Trying to find logic in CAIB's 2010 "re-certification" date is difficult, hence the validity of Griffin's claim of "jihad." If the shuttle was deemed too unsafe to fly, it should have been terminated in 2003. The problem is that the shuttle and ISS have always been wedded to each other, and ISS will never achieve full functionality without the shuttle's unique capabilities. If the political benefits of operating ISS outweighed the safety risks of flying the shuttle, CAIB should have tied the shuttle retirement date to the time in the future when ISS is permanently abandoned. Instead, we have a compromise situation where ISS is completed, the shuttle is retired, and ISS hopefully continues operating with support from European and Japanese resupply craft that were completely untested when CAIB announced the 2010 date.

Part of the Griffin e-mail seems like a bit of an attempt to rescue his legacy. The warnings he claims to have made about reliance on Russia have never been publicized up to this point. Perhaps he was making these points behind closed doors. And it would be bad policy for the NASA Administrator, a high-profile member of the executive branch, to publicly bad-mouth the Russians and undermine the State Department.

With all that being said, I think NASA is pursuing a responsible policy of determining what would be required to operate the shuttle in a situation where additional funding was found, and in a situation where NASA received no budget increase to handle both shuttle operations and Ares/Orion development. At the same time, Wayne Hale's recent comments on the subject don't give me much confidence that the shuttle can fly long beyond 2010 without expensive work to rebuild facilities and supply chains that have already been dismantled. Perhaps the shuttle will be "re-certified," as per CAIB's recommendation for 2010.

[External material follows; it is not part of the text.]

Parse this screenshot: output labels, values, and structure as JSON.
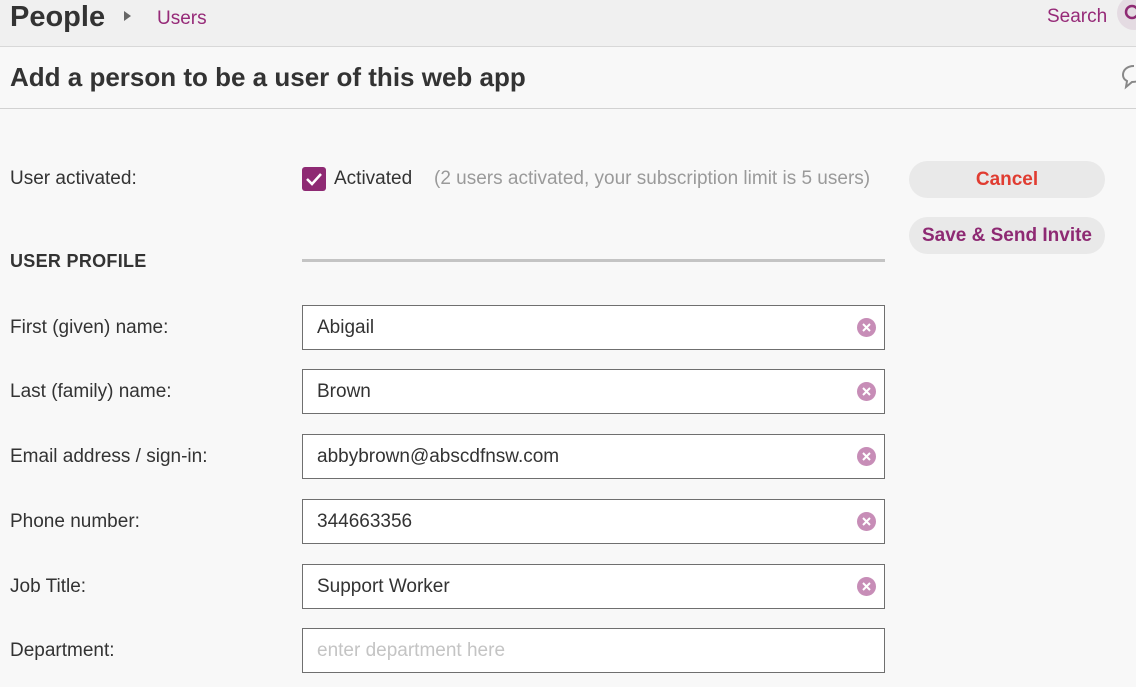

Monday, September 01, 2008

Point of Know Return

Wayne Hale, perhaps the best manager in the shuttle program's turbulent history, draws a line in the sand for the shuttle. He correctly points out that the shuttle supply chain is being dismantled, and an indefinite extension is not in the cards. His tone is that the shuttle program will end in 2010 as scheduled, but I do see some small space for wiggling.

The next president, whoever he will be, will almost certainly want to add more flights to the shuttle manifest. The Obama space policy calls for an additional mission to fly the Alpha Magnetic Spectrometer. John McCain has joined with other senators in asking the White House to halt the dismantlement of shuttle facilities and suppliers.

The biggest issue that NASA faces in assessing the prospects of extending the shuttle past 2010 is looking at critical parts and facilities which will be difficult or impossible to replace. Once the shuttle program has identified critical parts that are out of production, the quantity of these parts will likely dictate how many shuttle flights can be attempted without the need to find new vendors or perform a lengthy program-wide re certification (as called for by the Columbia Accident Investigation Board.)

Putting a hold on the actions to shut the shuttle down is prudent for the time being. The next president should be able to enter office with all options open. NASA should seriously study what it will take to keep the shuttle going (an action that's probably going on as we speak.) While NASA management views a shuttle extension as a threat to Ares (which it is,) the 44th president deserves honest and detailed information for making a policy decision. Based on what I've read, it would seem that NASA could probably add a couple of shuttle missions in FY2011 based on the spares on-hand, but going any longer past that would be very dicey.